British and own property in the EU? You could soon be paying a lot more tax!

Published 19th December 2019; Updated: April 2021

UK based owners of property situated in the EU may pay higher taxes after Brexit.

Several EU countries charge higher rates of tax to non-EU residents and after Brexit everyone living in the UK is in that category. For example, the Spanish rate of income tax on rentals will jumped from 19% to 24% immediately Britain left the EU. On top of that, under Spanish law it will be the gross rent that is taxed with no allowances for expenses. A UK citizen who has lived in his/her Spanish property may also lose exemption from Spanish Capital Gains Tax when selling a former home if the replacement is not purchased within the EU.

The situation in France is no better. Under French law British residents will pay higher rates of income tax on the rental of French property and will pay social taxes on top. Similarly social taxes will be charged in addition to taxes on the capital gain arising on disposal of a French property.

Because the UK does not charge NI or any social taxes on Capital Gains, social taxes charged in France cannot be relieved against UK tax under the Tax Treaty or at all! The French Social tax on a disposal is a whopping 17.2% on top of the tax on the gain.

As an example, consider a UK resident who owns property in Spain that is rented out.
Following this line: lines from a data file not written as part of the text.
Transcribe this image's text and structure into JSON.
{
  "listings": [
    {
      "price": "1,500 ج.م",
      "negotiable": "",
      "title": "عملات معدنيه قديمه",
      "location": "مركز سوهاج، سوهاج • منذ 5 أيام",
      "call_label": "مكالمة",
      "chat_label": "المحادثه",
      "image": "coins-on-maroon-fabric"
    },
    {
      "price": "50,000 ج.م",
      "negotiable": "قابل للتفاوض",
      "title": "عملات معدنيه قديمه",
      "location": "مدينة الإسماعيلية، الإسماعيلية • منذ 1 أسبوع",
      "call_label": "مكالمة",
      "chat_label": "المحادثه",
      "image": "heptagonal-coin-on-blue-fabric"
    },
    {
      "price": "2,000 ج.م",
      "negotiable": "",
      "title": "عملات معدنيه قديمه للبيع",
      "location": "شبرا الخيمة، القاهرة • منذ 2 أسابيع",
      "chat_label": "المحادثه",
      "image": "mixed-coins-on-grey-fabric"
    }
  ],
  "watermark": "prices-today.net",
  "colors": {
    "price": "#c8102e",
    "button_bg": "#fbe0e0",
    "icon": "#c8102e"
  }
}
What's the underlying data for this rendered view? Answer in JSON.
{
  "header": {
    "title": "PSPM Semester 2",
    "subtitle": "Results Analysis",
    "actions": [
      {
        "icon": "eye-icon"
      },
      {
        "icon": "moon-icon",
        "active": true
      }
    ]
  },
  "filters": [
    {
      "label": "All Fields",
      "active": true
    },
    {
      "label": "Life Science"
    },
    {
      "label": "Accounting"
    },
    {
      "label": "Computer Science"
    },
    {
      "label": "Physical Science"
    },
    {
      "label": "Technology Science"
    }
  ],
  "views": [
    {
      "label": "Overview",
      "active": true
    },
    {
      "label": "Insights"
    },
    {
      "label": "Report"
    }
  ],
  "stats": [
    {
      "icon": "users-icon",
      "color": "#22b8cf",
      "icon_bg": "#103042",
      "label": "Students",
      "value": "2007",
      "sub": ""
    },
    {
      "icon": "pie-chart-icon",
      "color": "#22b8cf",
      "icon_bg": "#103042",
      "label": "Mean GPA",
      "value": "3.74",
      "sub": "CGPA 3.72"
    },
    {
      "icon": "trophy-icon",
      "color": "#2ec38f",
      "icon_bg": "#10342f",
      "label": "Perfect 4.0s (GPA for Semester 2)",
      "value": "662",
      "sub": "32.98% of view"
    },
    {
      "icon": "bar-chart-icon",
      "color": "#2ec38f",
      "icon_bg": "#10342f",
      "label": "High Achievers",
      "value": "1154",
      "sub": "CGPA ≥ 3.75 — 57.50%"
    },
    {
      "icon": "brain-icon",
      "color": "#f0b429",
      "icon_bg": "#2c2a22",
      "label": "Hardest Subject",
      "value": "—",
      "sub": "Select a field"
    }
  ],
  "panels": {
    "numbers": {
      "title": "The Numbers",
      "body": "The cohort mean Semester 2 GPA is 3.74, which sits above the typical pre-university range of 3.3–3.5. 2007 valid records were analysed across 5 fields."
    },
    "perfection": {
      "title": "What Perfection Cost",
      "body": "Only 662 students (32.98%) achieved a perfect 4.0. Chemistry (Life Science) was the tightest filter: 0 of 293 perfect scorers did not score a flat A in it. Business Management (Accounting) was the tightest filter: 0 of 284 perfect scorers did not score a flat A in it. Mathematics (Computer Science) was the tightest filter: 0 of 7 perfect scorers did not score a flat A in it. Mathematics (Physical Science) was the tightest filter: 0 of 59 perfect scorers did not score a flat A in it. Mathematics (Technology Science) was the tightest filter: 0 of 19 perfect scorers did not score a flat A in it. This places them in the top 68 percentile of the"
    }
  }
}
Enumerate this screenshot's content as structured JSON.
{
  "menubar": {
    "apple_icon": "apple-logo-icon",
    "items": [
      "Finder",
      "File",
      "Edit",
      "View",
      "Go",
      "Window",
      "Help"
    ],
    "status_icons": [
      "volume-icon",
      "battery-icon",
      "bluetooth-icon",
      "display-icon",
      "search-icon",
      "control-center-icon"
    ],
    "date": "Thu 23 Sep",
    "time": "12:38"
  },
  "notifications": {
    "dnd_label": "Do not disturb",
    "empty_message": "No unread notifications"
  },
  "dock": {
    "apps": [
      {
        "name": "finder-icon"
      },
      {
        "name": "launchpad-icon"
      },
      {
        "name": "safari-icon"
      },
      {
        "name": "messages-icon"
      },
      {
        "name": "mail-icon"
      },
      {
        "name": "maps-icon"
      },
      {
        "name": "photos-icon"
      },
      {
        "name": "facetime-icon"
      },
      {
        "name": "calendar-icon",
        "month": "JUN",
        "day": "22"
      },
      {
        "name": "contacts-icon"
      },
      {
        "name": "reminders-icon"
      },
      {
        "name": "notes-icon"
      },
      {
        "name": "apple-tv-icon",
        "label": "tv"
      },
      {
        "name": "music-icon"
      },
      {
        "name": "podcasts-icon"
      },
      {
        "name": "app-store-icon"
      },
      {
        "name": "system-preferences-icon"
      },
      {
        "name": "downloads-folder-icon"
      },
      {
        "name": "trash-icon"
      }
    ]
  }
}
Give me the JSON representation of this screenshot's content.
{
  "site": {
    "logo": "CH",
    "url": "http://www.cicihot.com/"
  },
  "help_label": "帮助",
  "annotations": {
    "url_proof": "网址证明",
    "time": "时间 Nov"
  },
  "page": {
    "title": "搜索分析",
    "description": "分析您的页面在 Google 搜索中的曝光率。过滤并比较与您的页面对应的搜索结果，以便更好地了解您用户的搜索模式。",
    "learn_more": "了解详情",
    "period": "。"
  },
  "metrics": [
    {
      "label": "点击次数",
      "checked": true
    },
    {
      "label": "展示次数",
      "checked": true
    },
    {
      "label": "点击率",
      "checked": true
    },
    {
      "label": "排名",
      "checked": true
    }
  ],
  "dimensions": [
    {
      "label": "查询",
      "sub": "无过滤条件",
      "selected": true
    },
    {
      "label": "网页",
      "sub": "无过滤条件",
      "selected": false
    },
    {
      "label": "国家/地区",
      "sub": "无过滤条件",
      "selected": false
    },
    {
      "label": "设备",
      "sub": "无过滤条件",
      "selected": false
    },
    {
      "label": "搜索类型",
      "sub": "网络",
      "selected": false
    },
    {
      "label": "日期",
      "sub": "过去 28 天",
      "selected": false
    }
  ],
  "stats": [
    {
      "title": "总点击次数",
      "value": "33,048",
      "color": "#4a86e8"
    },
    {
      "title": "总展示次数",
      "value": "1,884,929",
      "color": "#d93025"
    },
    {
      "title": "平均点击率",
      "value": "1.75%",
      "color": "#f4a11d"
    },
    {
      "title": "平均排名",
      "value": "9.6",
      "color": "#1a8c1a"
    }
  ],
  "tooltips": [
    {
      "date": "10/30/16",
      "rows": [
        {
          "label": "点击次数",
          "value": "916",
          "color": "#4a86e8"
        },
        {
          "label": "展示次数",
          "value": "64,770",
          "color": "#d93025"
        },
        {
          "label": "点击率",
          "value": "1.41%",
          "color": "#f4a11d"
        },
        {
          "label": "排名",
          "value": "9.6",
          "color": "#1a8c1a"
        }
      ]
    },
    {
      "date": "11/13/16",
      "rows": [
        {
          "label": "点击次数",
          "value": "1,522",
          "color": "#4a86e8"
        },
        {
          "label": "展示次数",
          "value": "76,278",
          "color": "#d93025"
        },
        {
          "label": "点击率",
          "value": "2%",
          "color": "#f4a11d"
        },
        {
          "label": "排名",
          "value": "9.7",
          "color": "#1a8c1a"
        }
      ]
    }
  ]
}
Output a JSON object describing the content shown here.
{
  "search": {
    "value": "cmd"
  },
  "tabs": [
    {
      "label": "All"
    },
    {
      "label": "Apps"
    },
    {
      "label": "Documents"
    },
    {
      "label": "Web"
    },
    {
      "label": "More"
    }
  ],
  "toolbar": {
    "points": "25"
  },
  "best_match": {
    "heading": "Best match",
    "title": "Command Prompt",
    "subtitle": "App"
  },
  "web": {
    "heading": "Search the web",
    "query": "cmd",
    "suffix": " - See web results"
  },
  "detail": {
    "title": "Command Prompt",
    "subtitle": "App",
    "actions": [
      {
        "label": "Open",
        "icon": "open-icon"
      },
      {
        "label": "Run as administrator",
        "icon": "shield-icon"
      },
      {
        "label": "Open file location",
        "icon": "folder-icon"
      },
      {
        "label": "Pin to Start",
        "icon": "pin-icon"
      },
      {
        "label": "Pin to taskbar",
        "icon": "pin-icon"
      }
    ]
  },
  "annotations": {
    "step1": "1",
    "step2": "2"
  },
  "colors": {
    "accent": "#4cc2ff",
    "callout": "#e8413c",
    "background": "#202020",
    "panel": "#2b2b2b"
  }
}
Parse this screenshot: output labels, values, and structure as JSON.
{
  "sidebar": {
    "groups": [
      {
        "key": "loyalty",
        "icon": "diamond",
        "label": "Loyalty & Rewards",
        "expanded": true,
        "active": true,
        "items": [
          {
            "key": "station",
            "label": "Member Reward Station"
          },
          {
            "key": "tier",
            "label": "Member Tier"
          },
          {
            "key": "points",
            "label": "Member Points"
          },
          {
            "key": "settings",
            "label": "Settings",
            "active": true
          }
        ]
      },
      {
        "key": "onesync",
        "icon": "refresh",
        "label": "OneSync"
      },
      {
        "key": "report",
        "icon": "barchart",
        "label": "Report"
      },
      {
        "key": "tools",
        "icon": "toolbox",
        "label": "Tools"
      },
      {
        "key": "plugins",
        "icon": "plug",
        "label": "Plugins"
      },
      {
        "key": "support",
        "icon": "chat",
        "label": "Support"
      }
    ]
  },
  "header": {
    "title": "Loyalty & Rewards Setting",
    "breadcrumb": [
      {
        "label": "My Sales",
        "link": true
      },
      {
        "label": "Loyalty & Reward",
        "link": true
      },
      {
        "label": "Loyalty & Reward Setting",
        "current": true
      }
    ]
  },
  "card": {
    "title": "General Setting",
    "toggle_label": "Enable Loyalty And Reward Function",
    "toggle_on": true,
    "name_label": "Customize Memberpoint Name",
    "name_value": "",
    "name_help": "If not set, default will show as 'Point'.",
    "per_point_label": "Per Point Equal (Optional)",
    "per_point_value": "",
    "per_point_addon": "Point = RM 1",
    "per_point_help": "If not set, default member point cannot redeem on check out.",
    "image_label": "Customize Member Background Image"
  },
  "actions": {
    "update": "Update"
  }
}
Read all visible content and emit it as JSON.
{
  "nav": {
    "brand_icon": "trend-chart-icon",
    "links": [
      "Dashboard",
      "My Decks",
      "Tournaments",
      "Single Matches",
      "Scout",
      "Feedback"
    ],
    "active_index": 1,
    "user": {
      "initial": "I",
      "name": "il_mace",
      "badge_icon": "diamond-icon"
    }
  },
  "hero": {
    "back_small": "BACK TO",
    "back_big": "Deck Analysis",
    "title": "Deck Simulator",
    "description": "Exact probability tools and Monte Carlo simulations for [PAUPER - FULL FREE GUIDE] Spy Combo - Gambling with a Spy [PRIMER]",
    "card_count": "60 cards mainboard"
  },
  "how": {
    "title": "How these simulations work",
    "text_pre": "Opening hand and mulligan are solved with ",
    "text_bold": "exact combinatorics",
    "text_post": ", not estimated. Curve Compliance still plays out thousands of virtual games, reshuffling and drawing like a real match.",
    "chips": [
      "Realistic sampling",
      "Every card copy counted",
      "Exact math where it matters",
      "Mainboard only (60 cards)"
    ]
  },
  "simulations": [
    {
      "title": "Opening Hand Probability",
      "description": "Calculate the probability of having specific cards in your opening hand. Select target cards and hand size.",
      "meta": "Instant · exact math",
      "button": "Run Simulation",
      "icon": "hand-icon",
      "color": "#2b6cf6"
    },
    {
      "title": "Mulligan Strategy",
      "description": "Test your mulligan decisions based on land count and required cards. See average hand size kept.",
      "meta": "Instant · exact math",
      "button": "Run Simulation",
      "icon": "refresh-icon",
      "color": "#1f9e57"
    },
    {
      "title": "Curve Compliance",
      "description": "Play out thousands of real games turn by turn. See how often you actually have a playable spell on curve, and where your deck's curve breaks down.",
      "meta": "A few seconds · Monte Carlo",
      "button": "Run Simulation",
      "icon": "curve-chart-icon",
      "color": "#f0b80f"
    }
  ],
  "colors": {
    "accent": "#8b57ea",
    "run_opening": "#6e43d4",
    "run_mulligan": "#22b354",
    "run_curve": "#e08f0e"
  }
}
In our example, the property generates rents of £20,000 p.a. and there are expenses of £10,000 p.a. (but no mortgage). In Spain, the tax will become £4,800 and in the UK £2,000 (for a basic rate taxpayer). The UK/Spain Tax Treaty allows the Spanish tax to be offset against the UK tax, but only up to a maximum of the UK tax (£2,000).

If you are UK resident and have property abroad, you should take advice in the country where your property is situated to see how the changes in the local tax rules will affect you after Brexit.

For advice on UK tax and on the Tax Treaties contact us - experts for almost twenty years in the taxation of income and gains from property.